Understanding Submarine Cables

Why Submarine Cables?

The development of offshore wind farms and oil and gas offshore platforms requires the installation of power, control and monitoring and communications cables between the platforms and the mainland. For this purpose submarine cables are installed, which are also used for power and/or communications between islands and the mainland, between countries and even between continents.

Historically, submarine power cables linked shore-based power grids across bays, estuaries, rivers, straits, etc. Today, submarine cables carry power between countries and to offshore installations, e.g. oil/gas platforms and ocean science observatories. The cables also transfer power from offshore renewable energy schemes to shore, e.g. wind, wave and tidal systems

Here’s a visual representation of its rise in usage across the world:


Characteristic of Submarine Cables

Submarine cables, that must comply with IEC Standard 60288[1], are specifically designed and manufactured to be installed underwater, laid at seabed, taking into account that seabed is rugged and rocky, that there are marine animals, which can damage the cables, and that is mandatory that cables must withstand tsunamis and volcanic activity, as well as trawls used by fishermen, that are more hazardous than the fish itself.

To establish the characteristics of a submarine cable is necessary to consider the following parameters:

  • Ambient temperature (seabed and land).
  • Burial depth.
  • Particular burial/protection requirement at shore approach (deeper burial, directional drill pipe).
  • Axial spacing of cables.
  • Thermal resistivity of seabed and land.
  • Length of submarine cable.
  • Water depths.
  • Characteristics of Power Submarine Cables

The main characteristics of power submarine cables are:

  1. Conductors: Copper or aluminum.
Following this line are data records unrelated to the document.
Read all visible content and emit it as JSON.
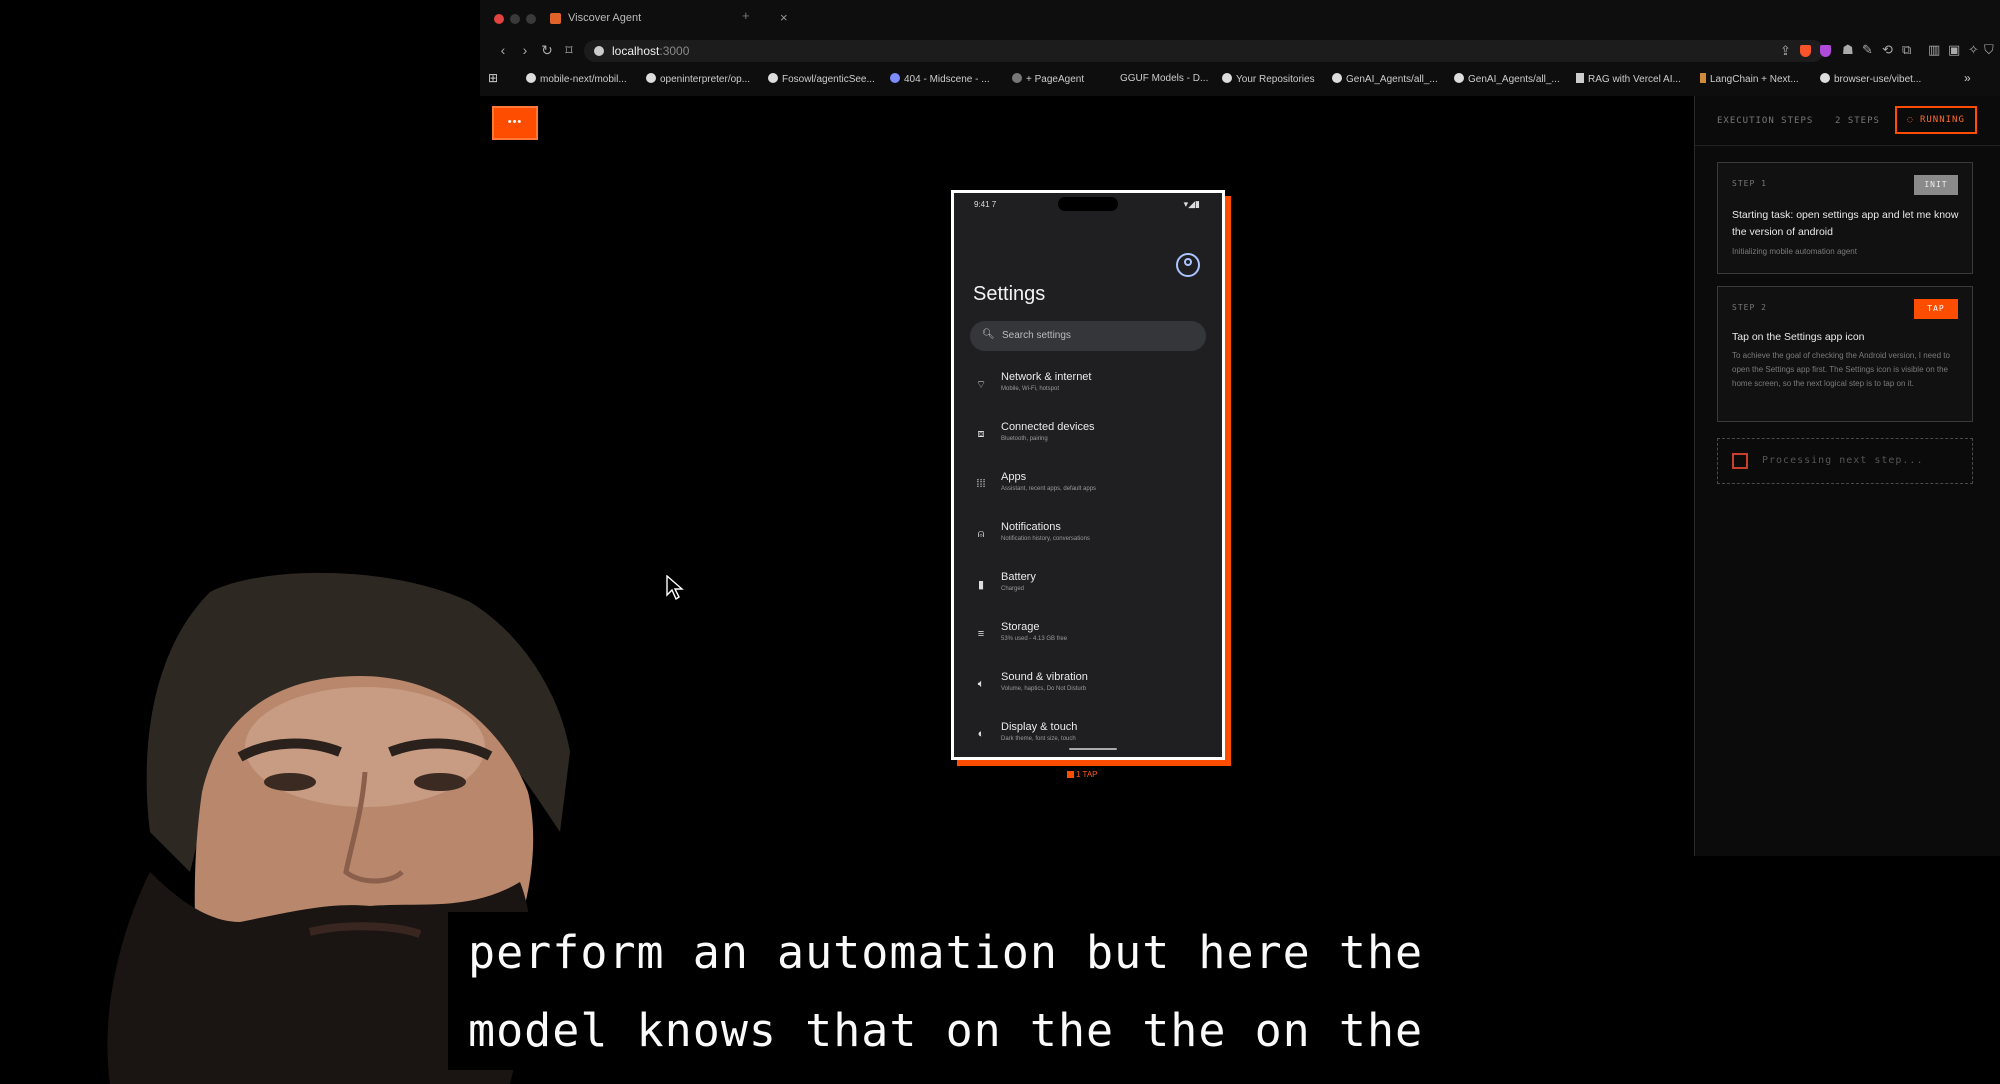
{
  "browser": {
    "tab_title": "Viscover Agent",
    "tab_close": "×",
    "new_tab": "+",
    "url_host": "localhost",
    "url_port": ":3000",
    "bookmarks": [
      "mobile-next/mobil...",
      "openinterpreter/op...",
      "Fosowl/agenticSee...",
      "404 - Midscene - ...",
      "+ PageAgent",
      "GGUF Models - D...",
      "Your Repositories",
      "GenAI_Agents/all_...",
      "GenAI_Agents/all_...",
      "RAG with Vercel AI...",
      "LangChain + Next...",
      "browser-use/vibet..."
    ],
    "bookmarks_more": "»"
  },
  "app": {
    "menu_label": "•••"
  },
  "phone": {
    "status_time": "9:41 7",
    "settings_title": "Settings",
    "search_placeholder": "Search settings",
    "items": [
      {
        "label": "Network & internet",
        "sub": "Mobile, Wi-Fi, hotspot",
        "icon": "wifi-icon"
      },
      {
        "label": "Connected devices",
        "sub": "Bluetooth, pairing",
        "icon": "devices-icon"
      },
      {
        "label": "Apps",
        "sub": "Assistant, recent apps, default apps",
        "icon": "apps-grid-icon"
      },
      {
        "label": "Notifications",
        "sub": "Notification history, conversations",
        "icon": "bell-icon"
      },
      {
        "label": "Battery",
        "sub": "Charged",
        "icon": "battery-icon"
      },
      {
        "label": "Storage",
        "sub": "53% used - 4.13 GB free",
        "icon": "storage-icon"
      },
      {
        "label": "Sound & vibration",
        "sub": "Volume, haptics, Do Not Disturb",
        "icon": "speaker-icon"
      },
      {
        "label": "Display & touch",
        "sub": "Dark theme, font size, touch",
        "icon": "display-icon"
      }
    ],
    "tap_label": "1 TAP"
  },
  "panel": {
    "title": "EXECUTION STEPS",
    "count": "2 STEPS",
    "status": "RUNNING",
    "steps": [
      {
        "num": "STEP 1",
        "badge": "INIT",
        "heading": "Starting task: open settings app and let me know the version of android",
        "description": "Initializing mobile automation agent"
      },
      {
        "num": "STEP 2",
        "badge": "TAP",
        "heading": "Tap on the Settings app icon",
        "description": "To achieve the goal of checking the Android version, I need to open the Settings app first. The Settings icon is visible on the home screen, so the next logical step is to tap on it."
      }
    ],
    "processing": "Processing next step..."
  },
  "captions": {
    "line1": "perform an automation but here the",
    "line2": "model knows that on the the on the"
  },
  "colors": {
    "accent": "#ff4d00",
    "background": "#000000",
    "panel_bg": "#0b0b0b",
    "init_badge": "#8a8a8a"
  }
}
In case that the conductors are going to be used in long depths and if requested the conductor is sealed with special material which prevents the water penetration in case of cable damage.
  2. Insulation: XLPE, EPR or MIND (mass impregnated paper).
  3. Screening: Copper wires or tapes and lead sheath where required.
  4. Armoring: The protection of the cable from mechanical stresses is achieved by the armoring consisted of steel wires (for single core cables armoring must be of non-magnetic material – usually aluminum – to avoid overheating of armoring due to Foucault currents[2] – Joule effect), which provide also to the cables the required mechanical strength which during laying or pulling. The steel wires are of different categories of breaking load and they are heavily galvanized.
  5. Outer protection: The outer protection of the cable, according to the conditions and requirements of the installation, is achieved by PVC or PE sheath and layers of polypropylene yarns or jute.

Join us at the 2nd Annual Submarine Power Cable and Interconnection Forum, where more than 70 senior practitioners and industry experts from across the sector will help identify and understand Submarine Installation processes and systems, Submarine Cable Failure reduction techniques, and smart solutions to subsea power cable needs.